§ Task instructions
Lines of the listing that contain "state" need to be copied.

** Opening Exercise input block **

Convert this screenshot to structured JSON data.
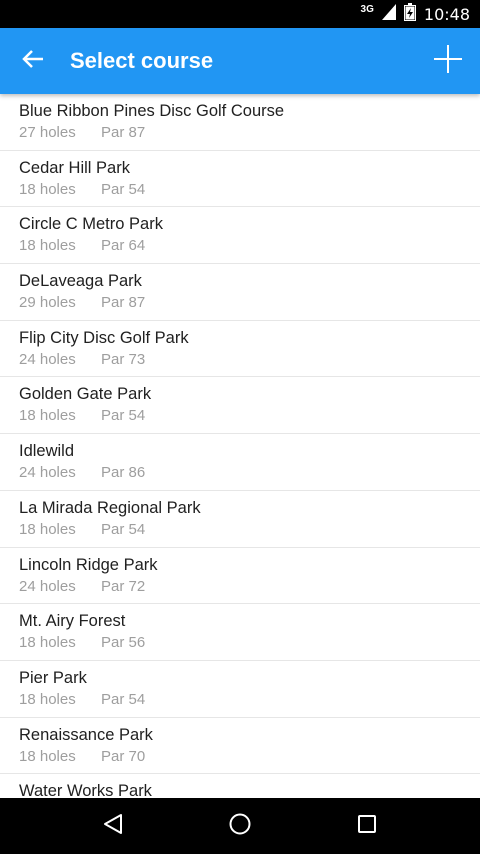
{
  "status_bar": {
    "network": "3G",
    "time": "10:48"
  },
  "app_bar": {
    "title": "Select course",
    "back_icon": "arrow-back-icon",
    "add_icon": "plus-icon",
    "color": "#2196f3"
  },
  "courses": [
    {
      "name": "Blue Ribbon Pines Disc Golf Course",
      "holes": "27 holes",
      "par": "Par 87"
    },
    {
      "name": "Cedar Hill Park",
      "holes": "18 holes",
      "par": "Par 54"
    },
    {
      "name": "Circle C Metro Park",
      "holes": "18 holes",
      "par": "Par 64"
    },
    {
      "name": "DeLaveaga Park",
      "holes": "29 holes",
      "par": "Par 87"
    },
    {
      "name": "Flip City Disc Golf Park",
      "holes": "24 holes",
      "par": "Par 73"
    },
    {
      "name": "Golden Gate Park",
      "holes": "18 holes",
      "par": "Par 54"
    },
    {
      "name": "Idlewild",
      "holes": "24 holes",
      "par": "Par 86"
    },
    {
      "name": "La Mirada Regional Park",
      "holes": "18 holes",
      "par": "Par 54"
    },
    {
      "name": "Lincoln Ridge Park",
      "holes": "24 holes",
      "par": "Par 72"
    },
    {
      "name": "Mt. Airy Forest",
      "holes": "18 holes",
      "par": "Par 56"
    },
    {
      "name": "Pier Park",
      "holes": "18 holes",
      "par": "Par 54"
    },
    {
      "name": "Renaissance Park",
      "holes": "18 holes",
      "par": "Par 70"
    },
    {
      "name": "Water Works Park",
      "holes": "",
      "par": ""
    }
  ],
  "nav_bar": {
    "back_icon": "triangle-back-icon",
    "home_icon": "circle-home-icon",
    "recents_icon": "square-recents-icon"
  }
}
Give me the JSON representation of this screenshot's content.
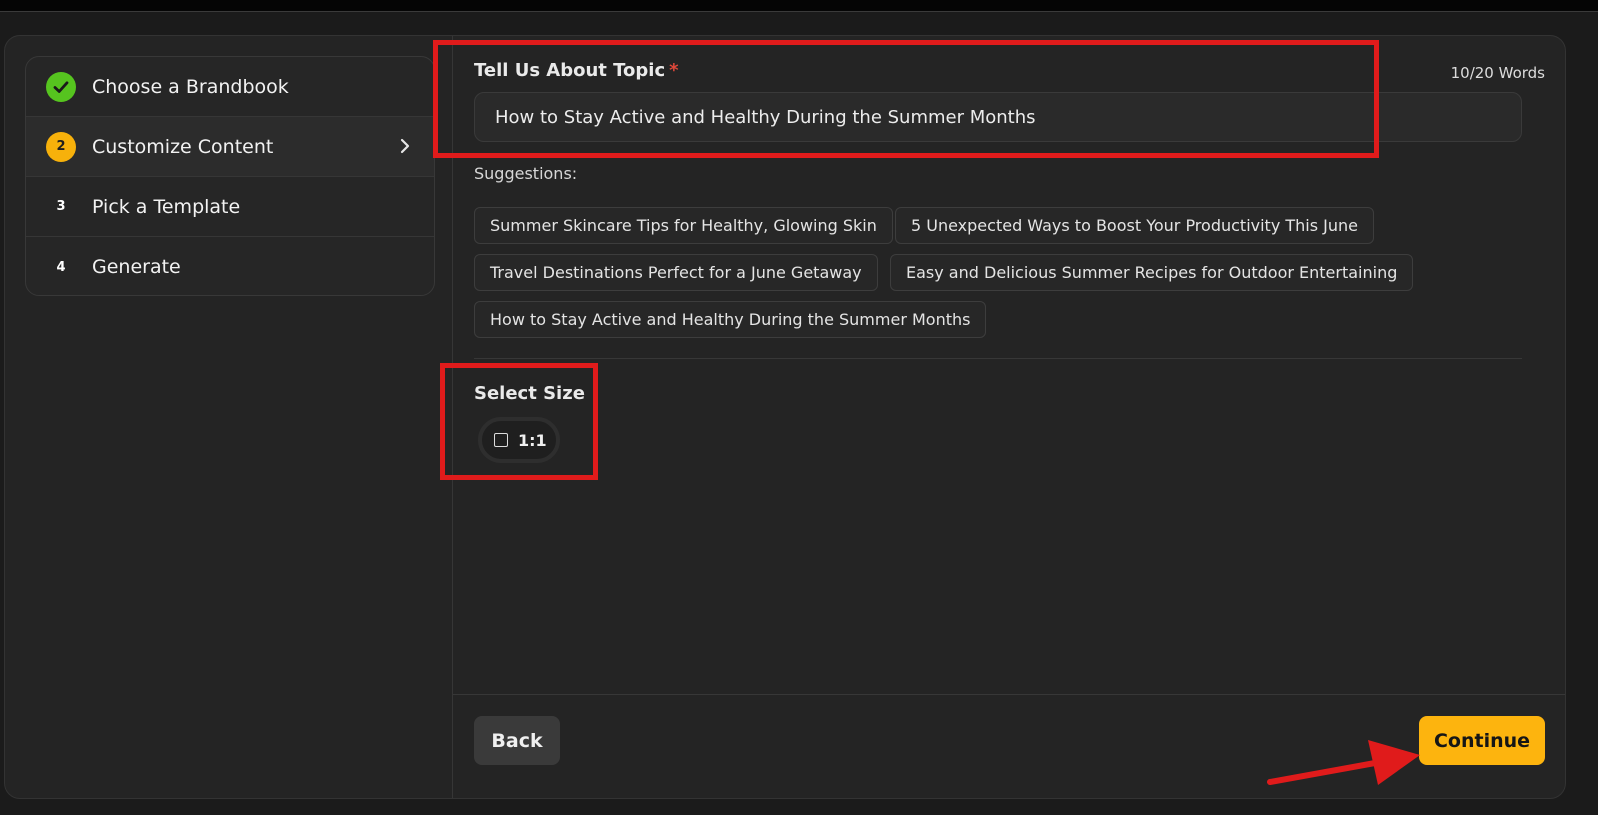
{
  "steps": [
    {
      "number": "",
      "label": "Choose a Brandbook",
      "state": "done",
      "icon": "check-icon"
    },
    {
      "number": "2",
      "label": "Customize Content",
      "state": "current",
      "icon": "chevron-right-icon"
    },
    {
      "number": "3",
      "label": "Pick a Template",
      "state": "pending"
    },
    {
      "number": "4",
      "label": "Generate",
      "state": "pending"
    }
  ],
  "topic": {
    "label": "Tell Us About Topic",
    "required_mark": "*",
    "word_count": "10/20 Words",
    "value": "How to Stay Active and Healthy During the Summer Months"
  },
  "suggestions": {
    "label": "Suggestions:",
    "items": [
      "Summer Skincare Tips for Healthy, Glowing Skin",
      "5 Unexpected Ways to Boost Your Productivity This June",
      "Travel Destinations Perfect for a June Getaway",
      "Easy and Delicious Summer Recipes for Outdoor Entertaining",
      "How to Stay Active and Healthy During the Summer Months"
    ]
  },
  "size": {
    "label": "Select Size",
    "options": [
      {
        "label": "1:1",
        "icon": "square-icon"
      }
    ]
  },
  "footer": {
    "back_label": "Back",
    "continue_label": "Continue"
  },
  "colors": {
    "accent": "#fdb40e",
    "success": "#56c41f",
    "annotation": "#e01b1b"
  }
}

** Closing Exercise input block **

§ Task result
      "state": "done",
      "state": "current",
      "state": "pending"
      "state": "pending"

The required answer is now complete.